With our seemingly endless Maine winters, we anxiously await the vibrant colors of spring bulbs. However, most gardeners struggle with the best way to care for them and insure good blooms the following year.
The chief requirement of all spring bulbs is that their foliage be left intact until it has transferred its energy back to the bulb underground and wither away. Trying to conceal that unsightly foliage is often the hardest part for most gardeners.
The best way around this problem is to interplant large drifts of bulbs with a plant whose foliage will conceal theirs as it grows in. Another option is to plant bulbs in smaller groupings tucked amongst the garden so the dying foliage is not as noticeable.
Most bulbs are labeled as perennials. For the most part, this is true but some tend to be more perennial than others. For instance, depending on care and variety, tulips can be counted on for only one to two years of bloom. Some gardeners find this frustrating, while others consider it a nudge to experiment with another color scheme.
Bulbs like narcissus come back indefinitely and multiply by division, often outgrowing their place in the garden. These bulbs will ultimately need to be dug up, separated and distributed to friends or other areas, thereby reducing the clump that remains. This type of work is best done after the foliage has faded.

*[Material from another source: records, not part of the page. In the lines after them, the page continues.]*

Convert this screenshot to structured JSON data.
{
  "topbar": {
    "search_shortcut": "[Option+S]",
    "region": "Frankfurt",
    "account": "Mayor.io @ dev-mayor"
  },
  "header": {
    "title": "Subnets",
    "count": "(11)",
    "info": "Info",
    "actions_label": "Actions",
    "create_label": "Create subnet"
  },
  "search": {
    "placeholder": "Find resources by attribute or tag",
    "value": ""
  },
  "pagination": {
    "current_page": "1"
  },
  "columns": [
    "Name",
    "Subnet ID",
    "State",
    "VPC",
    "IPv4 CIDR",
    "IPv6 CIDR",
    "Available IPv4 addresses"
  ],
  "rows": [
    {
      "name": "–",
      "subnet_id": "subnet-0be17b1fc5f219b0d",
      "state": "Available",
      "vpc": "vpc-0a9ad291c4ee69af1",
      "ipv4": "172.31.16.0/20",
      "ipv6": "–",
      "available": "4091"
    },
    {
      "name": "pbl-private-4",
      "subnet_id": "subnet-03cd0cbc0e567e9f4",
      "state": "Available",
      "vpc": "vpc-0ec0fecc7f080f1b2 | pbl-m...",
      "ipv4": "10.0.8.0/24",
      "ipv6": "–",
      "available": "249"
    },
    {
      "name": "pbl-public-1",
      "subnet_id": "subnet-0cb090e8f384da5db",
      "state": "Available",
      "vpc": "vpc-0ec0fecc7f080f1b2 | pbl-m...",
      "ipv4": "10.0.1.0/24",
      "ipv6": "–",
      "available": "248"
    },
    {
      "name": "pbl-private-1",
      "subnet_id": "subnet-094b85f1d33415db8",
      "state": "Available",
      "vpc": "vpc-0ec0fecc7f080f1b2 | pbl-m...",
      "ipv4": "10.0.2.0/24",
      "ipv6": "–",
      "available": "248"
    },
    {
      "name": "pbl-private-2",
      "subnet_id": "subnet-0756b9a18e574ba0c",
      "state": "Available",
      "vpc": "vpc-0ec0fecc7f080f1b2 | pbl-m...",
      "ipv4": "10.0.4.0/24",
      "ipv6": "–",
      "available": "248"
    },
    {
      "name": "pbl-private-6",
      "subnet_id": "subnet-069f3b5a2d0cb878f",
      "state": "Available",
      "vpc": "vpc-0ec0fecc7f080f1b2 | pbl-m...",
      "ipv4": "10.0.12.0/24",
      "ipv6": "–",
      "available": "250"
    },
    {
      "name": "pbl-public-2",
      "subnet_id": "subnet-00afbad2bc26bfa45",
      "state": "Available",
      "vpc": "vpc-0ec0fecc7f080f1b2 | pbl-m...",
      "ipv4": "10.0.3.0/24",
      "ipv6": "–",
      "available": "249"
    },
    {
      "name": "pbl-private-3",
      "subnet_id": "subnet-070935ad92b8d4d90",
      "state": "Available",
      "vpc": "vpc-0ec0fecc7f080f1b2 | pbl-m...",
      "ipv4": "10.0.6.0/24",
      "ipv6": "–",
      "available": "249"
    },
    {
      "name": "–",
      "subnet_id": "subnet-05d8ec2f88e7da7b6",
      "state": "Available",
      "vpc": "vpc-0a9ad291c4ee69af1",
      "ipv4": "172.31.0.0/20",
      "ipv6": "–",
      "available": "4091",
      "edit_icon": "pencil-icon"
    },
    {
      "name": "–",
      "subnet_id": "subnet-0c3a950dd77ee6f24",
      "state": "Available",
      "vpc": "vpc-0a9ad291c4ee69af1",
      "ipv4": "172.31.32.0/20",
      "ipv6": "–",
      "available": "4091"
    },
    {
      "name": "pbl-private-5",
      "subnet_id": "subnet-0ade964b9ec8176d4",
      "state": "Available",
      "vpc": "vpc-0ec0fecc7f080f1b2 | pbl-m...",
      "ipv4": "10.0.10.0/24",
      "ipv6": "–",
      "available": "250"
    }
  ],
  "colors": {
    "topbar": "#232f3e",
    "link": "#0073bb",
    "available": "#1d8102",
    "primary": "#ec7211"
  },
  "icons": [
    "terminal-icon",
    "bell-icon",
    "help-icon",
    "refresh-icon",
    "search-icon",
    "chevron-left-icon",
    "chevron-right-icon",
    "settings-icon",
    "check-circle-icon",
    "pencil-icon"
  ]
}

See the list below for an idea of what to expect for certain bulbs.